[Element data from apps and pages]
- Opening Delimiter -

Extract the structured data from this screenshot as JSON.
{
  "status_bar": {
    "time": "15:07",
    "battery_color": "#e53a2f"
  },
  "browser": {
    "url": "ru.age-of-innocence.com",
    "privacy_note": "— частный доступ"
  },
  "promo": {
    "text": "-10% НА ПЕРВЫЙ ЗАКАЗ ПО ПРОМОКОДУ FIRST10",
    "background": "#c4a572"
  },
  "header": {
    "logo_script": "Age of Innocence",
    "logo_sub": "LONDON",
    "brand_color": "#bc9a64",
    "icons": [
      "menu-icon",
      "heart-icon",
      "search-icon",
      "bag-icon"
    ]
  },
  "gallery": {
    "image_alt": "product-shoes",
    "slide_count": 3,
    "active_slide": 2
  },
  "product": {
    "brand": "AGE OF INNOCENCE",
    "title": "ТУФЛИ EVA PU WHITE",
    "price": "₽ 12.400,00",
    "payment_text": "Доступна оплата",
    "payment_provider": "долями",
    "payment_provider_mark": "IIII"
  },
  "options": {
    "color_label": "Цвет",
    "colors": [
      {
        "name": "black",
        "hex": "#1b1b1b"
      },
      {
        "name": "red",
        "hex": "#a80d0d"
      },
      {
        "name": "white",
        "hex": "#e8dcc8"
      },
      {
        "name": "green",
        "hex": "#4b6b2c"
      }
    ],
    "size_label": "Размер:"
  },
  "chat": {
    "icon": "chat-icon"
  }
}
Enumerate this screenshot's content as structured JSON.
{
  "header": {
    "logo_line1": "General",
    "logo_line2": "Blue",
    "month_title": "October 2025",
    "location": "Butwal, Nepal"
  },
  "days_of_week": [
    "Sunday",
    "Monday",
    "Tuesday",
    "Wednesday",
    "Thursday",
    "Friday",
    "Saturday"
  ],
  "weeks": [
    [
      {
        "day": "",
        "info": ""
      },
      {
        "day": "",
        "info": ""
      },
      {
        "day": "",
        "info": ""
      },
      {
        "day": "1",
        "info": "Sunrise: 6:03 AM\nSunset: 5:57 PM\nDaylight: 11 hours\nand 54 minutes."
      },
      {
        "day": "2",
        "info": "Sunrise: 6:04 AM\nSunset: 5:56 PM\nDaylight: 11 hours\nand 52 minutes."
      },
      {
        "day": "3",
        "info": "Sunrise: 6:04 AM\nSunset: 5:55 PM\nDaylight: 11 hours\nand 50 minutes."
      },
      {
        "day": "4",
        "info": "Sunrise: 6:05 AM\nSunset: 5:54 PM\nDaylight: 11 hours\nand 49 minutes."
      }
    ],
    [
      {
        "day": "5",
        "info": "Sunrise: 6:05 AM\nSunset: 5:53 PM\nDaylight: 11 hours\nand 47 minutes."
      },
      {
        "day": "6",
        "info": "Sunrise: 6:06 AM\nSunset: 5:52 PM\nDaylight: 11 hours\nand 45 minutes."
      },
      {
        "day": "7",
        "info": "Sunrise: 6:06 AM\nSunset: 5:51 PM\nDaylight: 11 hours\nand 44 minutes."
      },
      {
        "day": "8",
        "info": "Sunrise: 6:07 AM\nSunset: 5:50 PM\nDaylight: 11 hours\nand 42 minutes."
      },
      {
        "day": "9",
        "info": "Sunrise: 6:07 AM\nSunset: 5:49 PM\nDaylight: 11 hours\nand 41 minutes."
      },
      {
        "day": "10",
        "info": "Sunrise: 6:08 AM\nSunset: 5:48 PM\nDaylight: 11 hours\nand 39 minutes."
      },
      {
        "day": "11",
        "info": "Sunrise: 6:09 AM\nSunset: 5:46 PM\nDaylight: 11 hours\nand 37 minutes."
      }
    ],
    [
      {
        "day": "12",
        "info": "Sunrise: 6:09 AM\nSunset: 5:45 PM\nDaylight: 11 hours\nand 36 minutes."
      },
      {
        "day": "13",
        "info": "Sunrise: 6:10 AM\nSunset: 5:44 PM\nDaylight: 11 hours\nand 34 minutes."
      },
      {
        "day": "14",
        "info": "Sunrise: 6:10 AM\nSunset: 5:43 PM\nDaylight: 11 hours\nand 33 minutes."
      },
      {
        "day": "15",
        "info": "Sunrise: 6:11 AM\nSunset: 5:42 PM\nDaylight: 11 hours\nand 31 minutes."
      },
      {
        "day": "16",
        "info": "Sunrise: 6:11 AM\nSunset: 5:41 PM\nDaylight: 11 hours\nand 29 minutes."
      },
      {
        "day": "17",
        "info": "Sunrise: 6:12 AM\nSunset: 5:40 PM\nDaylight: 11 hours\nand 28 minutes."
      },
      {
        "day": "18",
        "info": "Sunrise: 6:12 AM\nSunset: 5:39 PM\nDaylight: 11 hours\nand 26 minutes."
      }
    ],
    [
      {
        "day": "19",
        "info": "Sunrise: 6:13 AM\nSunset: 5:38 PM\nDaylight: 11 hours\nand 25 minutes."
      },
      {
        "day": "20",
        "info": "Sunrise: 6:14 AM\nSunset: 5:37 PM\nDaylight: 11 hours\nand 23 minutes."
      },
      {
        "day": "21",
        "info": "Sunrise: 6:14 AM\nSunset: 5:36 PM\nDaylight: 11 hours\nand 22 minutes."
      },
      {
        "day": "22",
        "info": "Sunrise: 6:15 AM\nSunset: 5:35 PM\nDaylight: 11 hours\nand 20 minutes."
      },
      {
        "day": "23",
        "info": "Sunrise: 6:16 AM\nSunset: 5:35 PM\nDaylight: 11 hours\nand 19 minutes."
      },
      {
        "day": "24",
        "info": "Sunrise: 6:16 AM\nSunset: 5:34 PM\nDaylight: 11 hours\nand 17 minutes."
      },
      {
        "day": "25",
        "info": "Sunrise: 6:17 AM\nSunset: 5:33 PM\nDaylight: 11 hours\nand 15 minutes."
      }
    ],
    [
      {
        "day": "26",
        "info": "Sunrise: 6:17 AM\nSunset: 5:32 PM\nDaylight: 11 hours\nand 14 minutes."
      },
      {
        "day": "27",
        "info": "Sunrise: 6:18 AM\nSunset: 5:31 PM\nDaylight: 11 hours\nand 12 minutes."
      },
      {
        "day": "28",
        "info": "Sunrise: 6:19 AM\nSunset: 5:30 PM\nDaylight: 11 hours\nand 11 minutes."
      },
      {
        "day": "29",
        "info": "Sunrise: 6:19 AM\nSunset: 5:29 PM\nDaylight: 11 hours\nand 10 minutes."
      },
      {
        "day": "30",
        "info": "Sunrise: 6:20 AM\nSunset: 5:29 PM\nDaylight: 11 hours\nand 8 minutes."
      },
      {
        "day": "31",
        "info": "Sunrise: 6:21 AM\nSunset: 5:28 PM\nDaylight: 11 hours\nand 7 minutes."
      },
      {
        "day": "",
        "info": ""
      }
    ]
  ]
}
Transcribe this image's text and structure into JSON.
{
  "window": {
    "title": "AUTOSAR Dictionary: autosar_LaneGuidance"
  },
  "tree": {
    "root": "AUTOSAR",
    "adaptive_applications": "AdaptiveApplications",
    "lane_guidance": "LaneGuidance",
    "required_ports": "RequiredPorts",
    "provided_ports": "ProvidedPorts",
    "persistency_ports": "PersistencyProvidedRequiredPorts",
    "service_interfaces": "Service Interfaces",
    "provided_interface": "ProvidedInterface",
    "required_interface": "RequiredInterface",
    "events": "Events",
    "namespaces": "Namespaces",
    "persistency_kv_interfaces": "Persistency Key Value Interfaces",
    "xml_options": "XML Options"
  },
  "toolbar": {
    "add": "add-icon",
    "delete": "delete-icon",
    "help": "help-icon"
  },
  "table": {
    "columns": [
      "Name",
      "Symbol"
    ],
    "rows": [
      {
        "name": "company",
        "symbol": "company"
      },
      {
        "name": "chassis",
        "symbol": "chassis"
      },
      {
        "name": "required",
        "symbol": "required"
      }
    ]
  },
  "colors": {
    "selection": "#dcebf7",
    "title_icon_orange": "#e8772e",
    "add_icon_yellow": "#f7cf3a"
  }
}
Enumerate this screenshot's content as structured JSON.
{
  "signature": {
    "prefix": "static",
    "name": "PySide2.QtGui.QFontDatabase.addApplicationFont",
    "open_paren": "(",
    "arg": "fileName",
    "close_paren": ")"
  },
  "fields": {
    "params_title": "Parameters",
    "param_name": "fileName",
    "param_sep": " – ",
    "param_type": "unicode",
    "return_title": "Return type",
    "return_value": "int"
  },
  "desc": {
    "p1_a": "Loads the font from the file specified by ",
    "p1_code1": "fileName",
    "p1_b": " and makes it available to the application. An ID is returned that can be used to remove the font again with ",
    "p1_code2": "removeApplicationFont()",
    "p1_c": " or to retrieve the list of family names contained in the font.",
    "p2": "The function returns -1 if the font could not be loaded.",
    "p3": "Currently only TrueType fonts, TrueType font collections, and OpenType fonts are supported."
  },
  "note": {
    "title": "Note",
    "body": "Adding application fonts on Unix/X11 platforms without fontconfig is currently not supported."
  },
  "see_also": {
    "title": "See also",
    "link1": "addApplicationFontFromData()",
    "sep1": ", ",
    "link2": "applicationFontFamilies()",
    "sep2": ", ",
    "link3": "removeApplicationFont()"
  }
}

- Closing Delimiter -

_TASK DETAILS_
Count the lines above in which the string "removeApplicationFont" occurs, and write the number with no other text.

_WRITTEN ANSWER_
2